NIC Argentina has recently established guiding criteria for the analysis and resolution of domain disputes, offering valuable insight for both domain holders and professionals in the field.

Through Disposition 187/2023 from the National Directorate of Internet Domain Registration (NIC Argentina), published in April 2023, the guidelines and criteria governing domain dispute resolution have been officially documented.

Domain disputes arise when an individual seeks to claim ownership of an internet domain registered by another party. Domains undergo a simple and swift registration process, often without prior investigation into existing domain names or registered trademarks. Consequently, infringement upon third-party rights may only become apparent post-registration.


To address such cases, NIC Argentina employs a domain dispute resolution system, allowing third parties to contest domain ownership if they believe they possess a legitimate interest or superior right. This system facilitates the potential transfer of domain ownership from the registrant to the complainant, regardless of whether the domain is actively used or has been registered for months or years.
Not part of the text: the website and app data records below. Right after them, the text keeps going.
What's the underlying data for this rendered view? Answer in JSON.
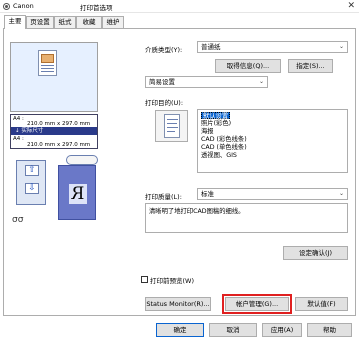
{
  "titlebar": {
    "brand": "Canon",
    "title": "打印首选项",
    "close_glyph": "✕"
  },
  "tabs": [
    "主要",
    "页设置",
    "纸式",
    "收藏",
    "维护"
  ],
  "preview": {
    "size_row1": "A4 :",
    "size_row2": "210.0 mm x 297.0 mm",
    "actual_size": "↓ 实际尺寸",
    "size_row3": "A4 :",
    "size_row4": "210.0 mm x 297.0 mm",
    "arrow_up": "⇧",
    "arrow_down": "⇩",
    "mirror_letter": "R",
    "feed_glyph": "σσ"
  },
  "media_type": {
    "label": "介质类型(Y):",
    "value": "普通纸"
  },
  "buttons": {
    "get_info": "取得信息(Q)...",
    "specify": "指定(S)...",
    "confirm_settings": "设定确认(J)",
    "status_monitor": "Status Monitor(R)...",
    "account_management": "帐户管理(G)...",
    "defaults": "默认值(F)",
    "ok": "确定",
    "cancel": "取消",
    "apply": "应用(A)",
    "help": "帮助"
  },
  "settings_mode": {
    "value": "简易设置"
  },
  "print_purpose": {
    "label": "打印目的(U):",
    "items": [
      "默认设置",
      "照片(彩色)",
      "海报",
      "CAD (彩色线条)",
      "CAD (单色线条)",
      "透视图、GIS"
    ],
    "selected_index": 0
  },
  "print_quality": {
    "label": "打印质量(L):",
    "value": "标准"
  },
  "description": "清晰明了地打印CAD图稿的细线。",
  "print_preview": {
    "label": "打印前预览(W)",
    "checked": false
  }
}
While the domain system grants immediate subjective rights to registrants, challenging such rights necessitates the initiation of administrative reclamation proceedings.

Previously, NIC Argentina’s regulations stipulated that domain registration must adhere to three main principles: good faith, legality, and non-infringement upon third-party rights. However, these principles were worded in the negative, assuming that domain registration is not conducted in bad faith, for illegal purposes, or to the detriment of other users or third parties.
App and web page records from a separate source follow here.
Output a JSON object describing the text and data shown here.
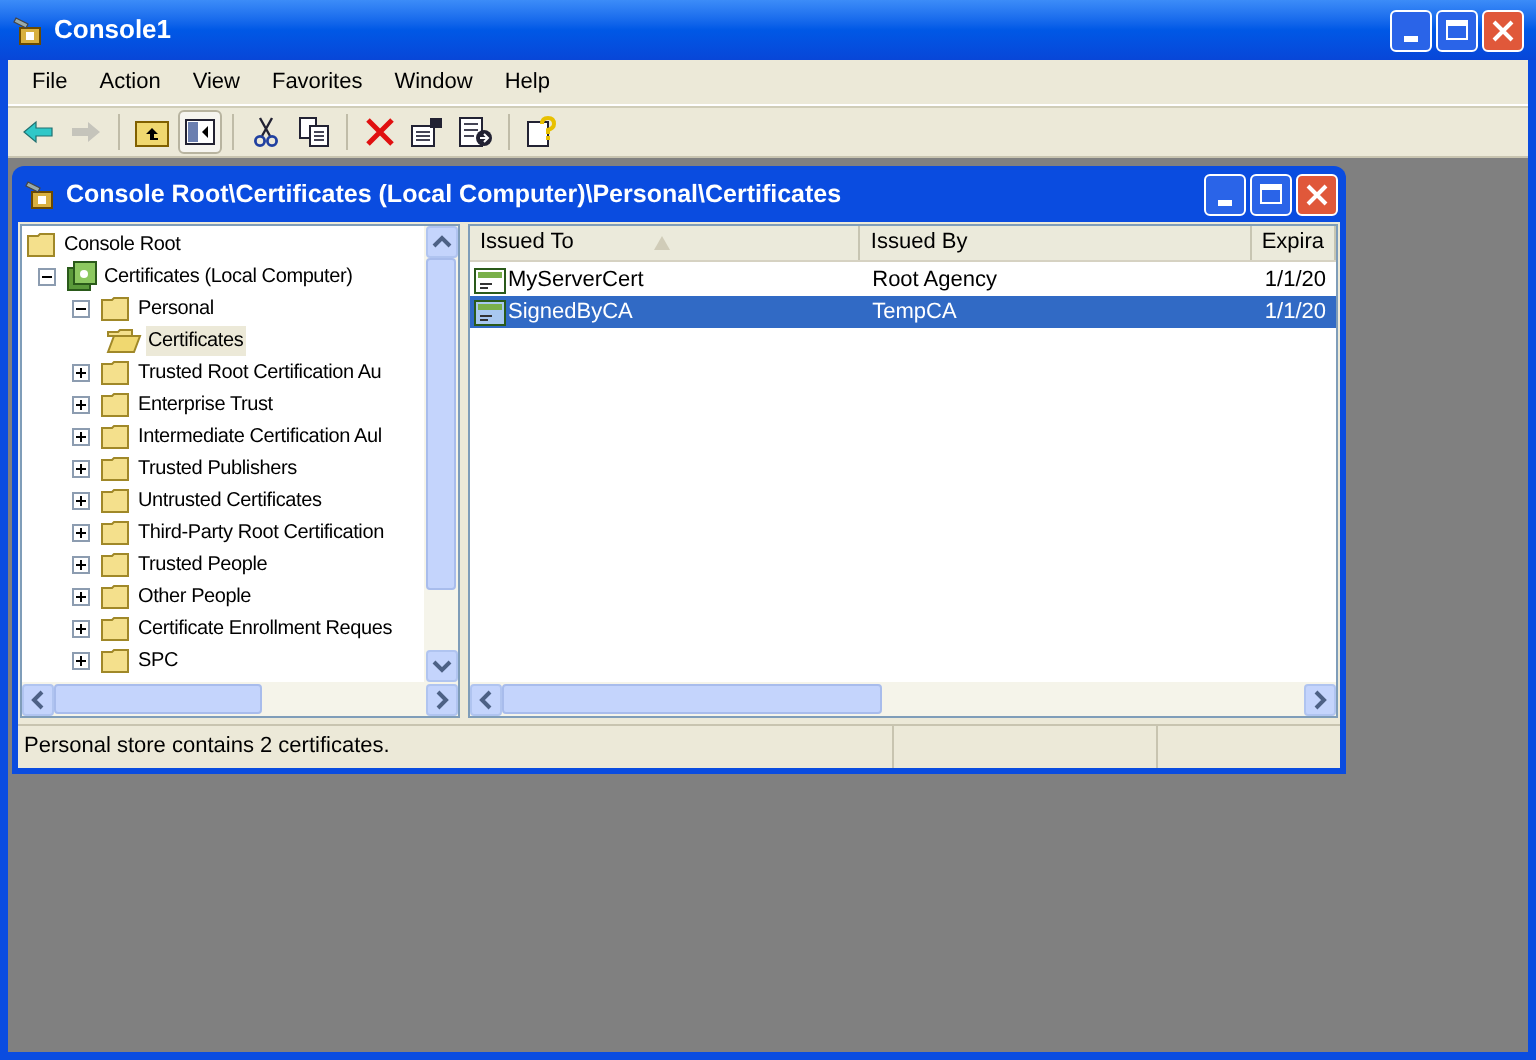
{
  "window": {
    "title": "Console1"
  },
  "menu": [
    "File",
    "Action",
    "View",
    "Favorites",
    "Window",
    "Help"
  ],
  "toolbar": [
    {
      "kind": "back",
      "disabled": false,
      "pressed": false
    },
    {
      "kind": "forward",
      "disabled": true,
      "pressed": false
    },
    {
      "kind": "sep"
    },
    {
      "kind": "up",
      "disabled": false,
      "pressed": false
    },
    {
      "kind": "tree",
      "disabled": false,
      "pressed": true
    },
    {
      "kind": "sep"
    },
    {
      "kind": "cut",
      "disabled": false,
      "pressed": false
    },
    {
      "kind": "copy",
      "disabled": false,
      "pressed": false
    },
    {
      "kind": "sep"
    },
    {
      "kind": "delete",
      "disabled": false,
      "pressed": false
    },
    {
      "kind": "properties",
      "disabled": false,
      "pressed": false
    },
    {
      "kind": "export",
      "disabled": false,
      "pressed": false
    },
    {
      "kind": "sep"
    },
    {
      "kind": "help",
      "disabled": false,
      "pressed": false
    }
  ],
  "child_window": {
    "title": "Console Root\\Certificates (Local Computer)\\Personal\\Certificates"
  },
  "tree": [
    {
      "label": "Console Root",
      "kind": "folder",
      "selected": false,
      "children": [
        {
          "label": "Certificates (Local Computer)",
          "kind": "snapin",
          "expanded": true,
          "selected": false,
          "children": [
            {
              "label": "Personal",
              "kind": "folder",
              "expanded": true,
              "selected": false,
              "children": [
                {
                  "label": "Certificates",
                  "kind": "open-folder",
                  "selected": true
                }
              ]
            },
            {
              "label": "Trusted Root Certification Au",
              "kind": "folder",
              "expanded": false,
              "selected": false
            },
            {
              "label": "Enterprise Trust",
              "kind": "folder",
              "expanded": false,
              "selected": false
            },
            {
              "label": "Intermediate Certification Aul",
              "kind": "folder",
              "expanded": false,
              "selected": false
            },
            {
              "label": "Trusted Publishers",
              "kind": "folder",
              "expanded": false,
              "selected": false
            },
            {
              "label": "Untrusted Certificates",
              "kind": "folder",
              "expanded": false,
              "selected": false
            },
            {
              "label": "Third-Party Root Certification",
              "kind": "folder",
              "expanded": false,
              "selected": false
            },
            {
              "label": "Trusted People",
              "kind": "folder",
              "expanded": false,
              "selected": false
            },
            {
              "label": "Other People",
              "kind": "folder",
              "expanded": false,
              "selected": false
            },
            {
              "label": "Certificate Enrollment Reques",
              "kind": "folder",
              "expanded": false,
              "selected": false
            },
            {
              "label": "SPC",
              "kind": "folder",
              "expanded": false,
              "selected": false
            }
          ]
        }
      ]
    }
  ],
  "table": {
    "columns": [
      {
        "label": "Issued To",
        "sorted": true
      },
      {
        "label": "Issued By",
        "sorted": false
      },
      {
        "label": "Expira",
        "sorted": false
      }
    ],
    "rows": [
      {
        "cells": [
          "MyServerCert",
          "Root Agency",
          "1/1/20"
        ],
        "selected": false
      },
      {
        "cells": [
          "SignedByCA",
          "TempCA",
          "1/1/20"
        ],
        "selected": true
      }
    ]
  },
  "status_bar": {
    "text": "Personal store contains 2 certificates."
  }
}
In practice, this resolution formalizes the criteria that have already been applied, benefiting both first-time domain dispute participants and seasoned professionals.

The outlined criteria serve as a guide rather than rigid rules, allowing disputants to present arguments they believe support their case. Specifically, domains may be revoked if they:
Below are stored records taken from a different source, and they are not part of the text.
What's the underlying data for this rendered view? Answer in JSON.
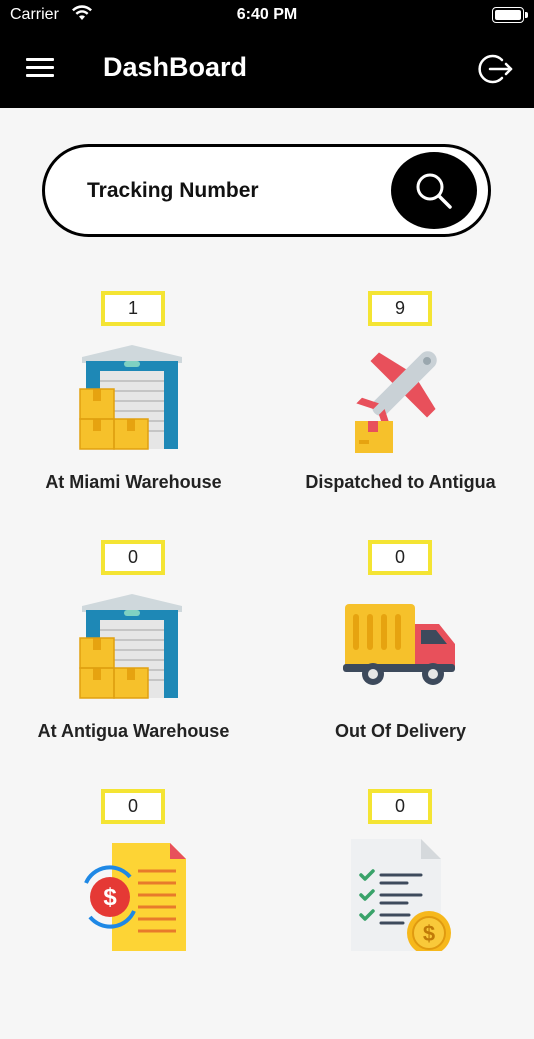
{
  "status": {
    "carrier": "Carrier",
    "time": "6:40 PM"
  },
  "header": {
    "title": "DashBoard"
  },
  "search": {
    "placeholder": "Tracking Number"
  },
  "tiles": [
    {
      "count": "1",
      "label": "At Miami Warehouse",
      "icon": "warehouse-icon"
    },
    {
      "count": "9",
      "label": "Dispatched to Antigua",
      "icon": "airplane-icon"
    },
    {
      "count": "0",
      "label": "At Antigua Warehouse",
      "icon": "warehouse-icon"
    },
    {
      "count": "0",
      "label": "Out Of Delivery",
      "icon": "delivery-truck-icon"
    },
    {
      "count": "0",
      "label": "",
      "icon": "payment-document-icon"
    },
    {
      "count": "0",
      "label": "",
      "icon": "invoice-checklist-icon"
    }
  ]
}
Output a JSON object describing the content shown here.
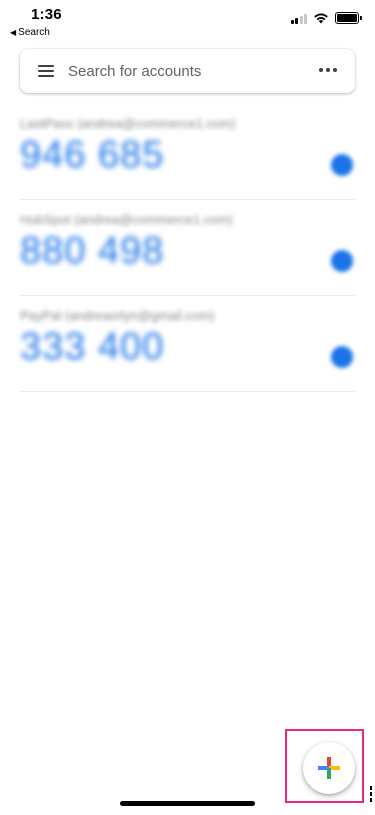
{
  "status_bar": {
    "time": "1:36",
    "back_app": "Search",
    "back_caret": "◀"
  },
  "search": {
    "placeholder": "Search for accounts"
  },
  "accounts": [
    {
      "label": "LastPass (andrea@commerce1.com)",
      "code": "946 685",
      "icon": "timer-icon"
    },
    {
      "label": "HubSpot (andrea@commerce1.com)",
      "code": "880 498",
      "icon": "timer-icon"
    },
    {
      "label": "PayPal (andreaorlyn@gmail.com)",
      "code": "333 400",
      "icon": "timer-icon"
    }
  ],
  "fab": {
    "icon": "plus-icon"
  },
  "colors": {
    "code_blue": "#1a73e8",
    "highlight": "#e8287d",
    "plus_red": "#ea4335",
    "plus_blue": "#4285f4",
    "plus_yellow": "#fbbc05",
    "plus_green": "#34a853"
  }
}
Cause confusion, deception, or identity theft concerning well-known or recognized trademarks, copyrights, trade designations, social denominations, notable individuals, governmental bodies, or nationally and internationally recognized organizations.

Have purposes contrary to good faith, including speculation, blocking, accumulation without demonstrable legitimate interest, lack of activity, client diversion, confusion, offense, or failure to delegate DNS within a reasonable timeframe.

Publishing NIC’s applied criteria for disputes is a significant step towards enhancing access to justice in the intellectual property domain. It is hoped that this move will pave the way for future improvements, including expedited resolution processes.